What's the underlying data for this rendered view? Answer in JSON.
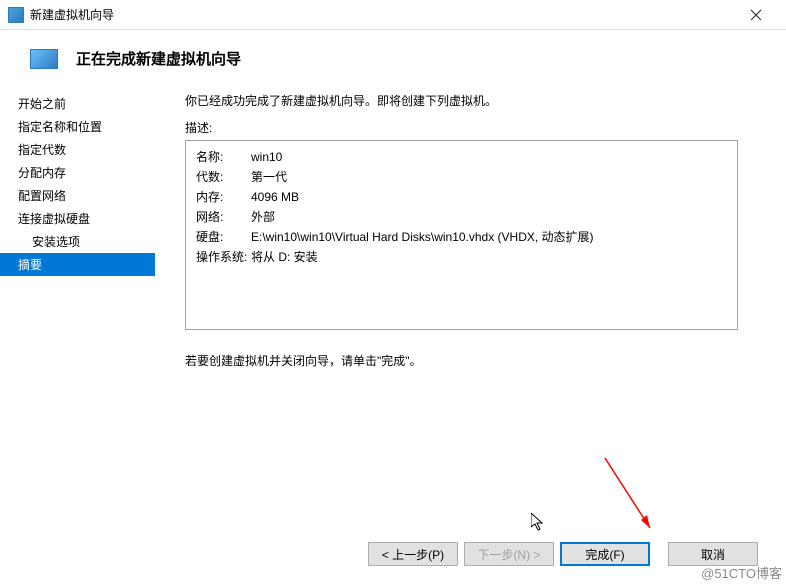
{
  "titlebar": {
    "title": "新建虚拟机向导"
  },
  "header": {
    "title": "正在完成新建虚拟机向导"
  },
  "sidebar": {
    "items": [
      {
        "label": "开始之前",
        "active": false,
        "indent": false
      },
      {
        "label": "指定名称和位置",
        "active": false,
        "indent": false
      },
      {
        "label": "指定代数",
        "active": false,
        "indent": false
      },
      {
        "label": "分配内存",
        "active": false,
        "indent": false
      },
      {
        "label": "配置网络",
        "active": false,
        "indent": false
      },
      {
        "label": "连接虚拟硬盘",
        "active": false,
        "indent": false
      },
      {
        "label": "安装选项",
        "active": false,
        "indent": true
      },
      {
        "label": "摘要",
        "active": true,
        "indent": false
      }
    ]
  },
  "main": {
    "intro": "你已经成功完成了新建虚拟机向导。即将创建下列虚拟机。",
    "desc_label": "描述:",
    "desc_rows": [
      {
        "key": "名称:",
        "val": "win10"
      },
      {
        "key": "代数:",
        "val": "第一代"
      },
      {
        "key": "内存:",
        "val": "4096 MB"
      },
      {
        "key": "网络:",
        "val": "外部"
      },
      {
        "key": "硬盘:",
        "val": "E:\\win10\\win10\\Virtual Hard Disks\\win10.vhdx (VHDX, 动态扩展)"
      },
      {
        "key": "操作系统:",
        "val": "将从 D: 安装"
      }
    ],
    "finish_hint": "若要创建虚拟机并关闭向导，请单击\"完成\"。"
  },
  "buttons": {
    "prev": "< 上一步(P)",
    "next": "下一步(N) >",
    "finish": "完成(F)",
    "cancel": "取消"
  },
  "watermark": "@51CTO博客"
}
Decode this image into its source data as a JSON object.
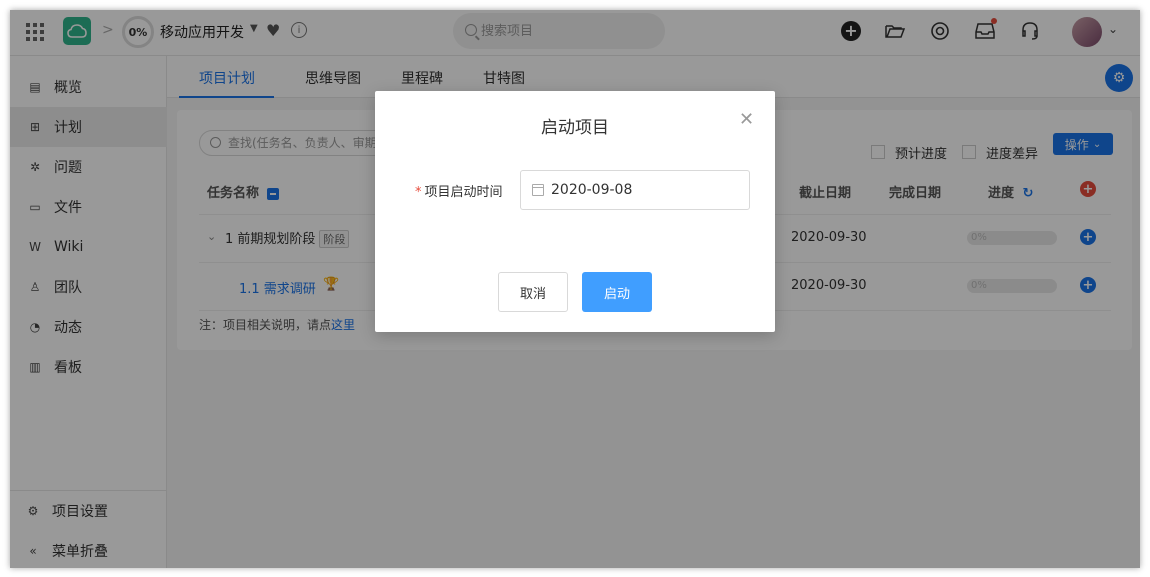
{
  "header": {
    "progress": "0%",
    "project_name": "移动应用开发",
    "search_placeholder": "搜索项目"
  },
  "sidebar": {
    "items": [
      {
        "label": "概览",
        "icon": "overview-icon"
      },
      {
        "label": "计划",
        "icon": "plan-icon",
        "active": true
      },
      {
        "label": "问题",
        "icon": "bug-icon"
      },
      {
        "label": "文件",
        "icon": "folder-icon"
      },
      {
        "label": "Wiki",
        "icon": "wiki-icon"
      },
      {
        "label": "团队",
        "icon": "team-icon"
      },
      {
        "label": "动态",
        "icon": "activity-icon"
      },
      {
        "label": "看板",
        "icon": "board-icon"
      }
    ],
    "settings_label": "项目设置",
    "collapse_label": "菜单折叠"
  },
  "tabs": [
    "项目计划",
    "思维导图",
    "里程碑",
    "甘特图"
  ],
  "plan": {
    "task_search_placeholder": "查找(任务名、负责人、审期",
    "show_planned_progress": "预计进度",
    "show_progress_diff": "进度差异",
    "operations_label": "操作",
    "columns": {
      "task_name": "任务名称",
      "due_date": "截止日期",
      "completion_date": "完成日期",
      "progress": "进度"
    },
    "rows": [
      {
        "name": "1 前期规划阶段",
        "badge": "阶段",
        "due": "2020-09-30",
        "progress": "0%"
      },
      {
        "name": "1.1 需求调研",
        "due": "2020-09-30",
        "progress": "0%"
      }
    ],
    "note_prefix": "注：项目相关说明，请点",
    "note_link": "这里"
  },
  "modal": {
    "title": "启动项目",
    "field_label": "项目启动时间",
    "required_mark": "*",
    "date_value": "2020-09-08",
    "cancel_label": "取消",
    "confirm_label": "启动"
  },
  "colors": {
    "primary": "#1a73e8",
    "confirm_button": "#409eff",
    "logo": "#2fb58c",
    "danger": "#e74c3c"
  }
}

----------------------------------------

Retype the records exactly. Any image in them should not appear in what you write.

What's the underlying data for this rendered view? Answer in JSON.
{
  "titlebar": {
    "title": "新建虚拟机向导"
  },
  "header": {
    "title": "正在完成新建虚拟机向导"
  },
  "sidebar": {
    "items": [
      {
        "label": "开始之前",
        "active": false,
        "indent": false
      },
      {
        "label": "指定名称和位置",
        "active": false,
        "indent": false
      },
      {
        "label": "指定代数",
        "active": false,
        "indent": false
      },
      {
        "label": "分配内存",
        "active": false,
        "indent": false
      },
      {
        "label": "配置网络",
        "active": false,
        "indent": false
      },
      {
        "label": "连接虚拟硬盘",
        "active": false,
        "indent": false
      },
      {
        "label": "安装选项",
        "active": false,
        "indent": true
      },
      {
        "label": "摘要",
        "active": true,
        "indent": false
      }
    ]
  },
  "main": {
    "intro": "你已经成功完成了新建虚拟机向导。即将创建下列虚拟机。",
    "desc_label": "描述:",
    "desc_rows": [
      {
        "key": "名称:",
        "val": "win10"
      },
      {
        "key": "代数:",
        "val": "第一代"
      },
      {
        "key": "内存:",
        "val": "4096 MB"
      },
      {
        "key": "网络:",
        "val": "外部"
      },
      {
        "key": "硬盘:",
        "val": "E:\\win10\\win10\\Virtual Hard Disks\\win10.vhdx (VHDX, 动态扩展)"
      },
      {
        "key": "操作系统:",
        "val": "将从 D: 安装"
      }
    ],
    "finish_hint": "若要创建虚拟机并关闭向导，请单击\"完成\"。"
  },
  "buttons": {
    "prev": "< 上一步(P)",
    "next": "下一步(N) >",
    "finish": "完成(F)",
    "cancel": "取消"
  },
  "watermark": "@51CTO博客"
}
Decode this image into its source data as a JSON object.
{
  "header": {
    "progress": "0%",
    "project_name": "移动应用开发",
    "search_placeholder": "搜索项目"
  },
  "sidebar": {
    "items": [
      {
        "label": "概览",
        "icon": "overview-icon"
      },
      {
        "label": "计划",
        "icon": "plan-icon",
        "active": true
      },
      {
        "label": "问题",
        "icon": "bug-icon"
      },
      {
        "label": "文件",
        "icon": "folder-icon"
      },
      {
        "label": "Wiki",
        "icon": "wiki-icon"
      },
      {
        "label": "团队",
        "icon": "team-icon"
      },
      {
        "label": "动态",
        "icon": "activity-icon"
      },
      {
        "label": "看板",
        "icon": "board-icon"
      }
    ],
    "settings_label": "项目设置",
    "collapse_label": "菜单折叠"
  },
  "tabs": [
    "项目计划",
    "思维导图",
    "里程碑",
    "甘特图"
  ],
  "plan": {
    "task_search_placeholder": "查找(任务名、负责人、审期",
    "show_planned_progress": "预计进度",
    "show_progress_diff": "进度差异",
    "operations_label": "操作",
    "columns": {
      "task_name": "任务名称",
      "due_date": "截止日期",
      "completion_date": "完成日期",
      "progress": "进度"
    },
    "rows": [
      {
        "name": "1 前期规划阶段",
        "badge": "阶段",
        "due": "2020-09-30",
        "progress": "0%"
      },
      {
        "name": "1.1 需求调研",
        "due": "2020-09-30",
        "progress": "0%"
      }
    ],
    "note_prefix": "注：项目相关说明，请点",
    "note_link": "这里"
  },
  "modal": {
    "title": "启动项目",
    "field_label": "项目启动时间",
    "required_mark": "*",
    "date_value": "2020-09-08",
    "cancel_label": "取消",
    "confirm_label": "启动"
  },
  "colors": {
    "primary": "#1a73e8",
    "confirm_button": "#409eff",
    "logo": "#2fb58c",
    "danger": "#e74c3c"
  }
}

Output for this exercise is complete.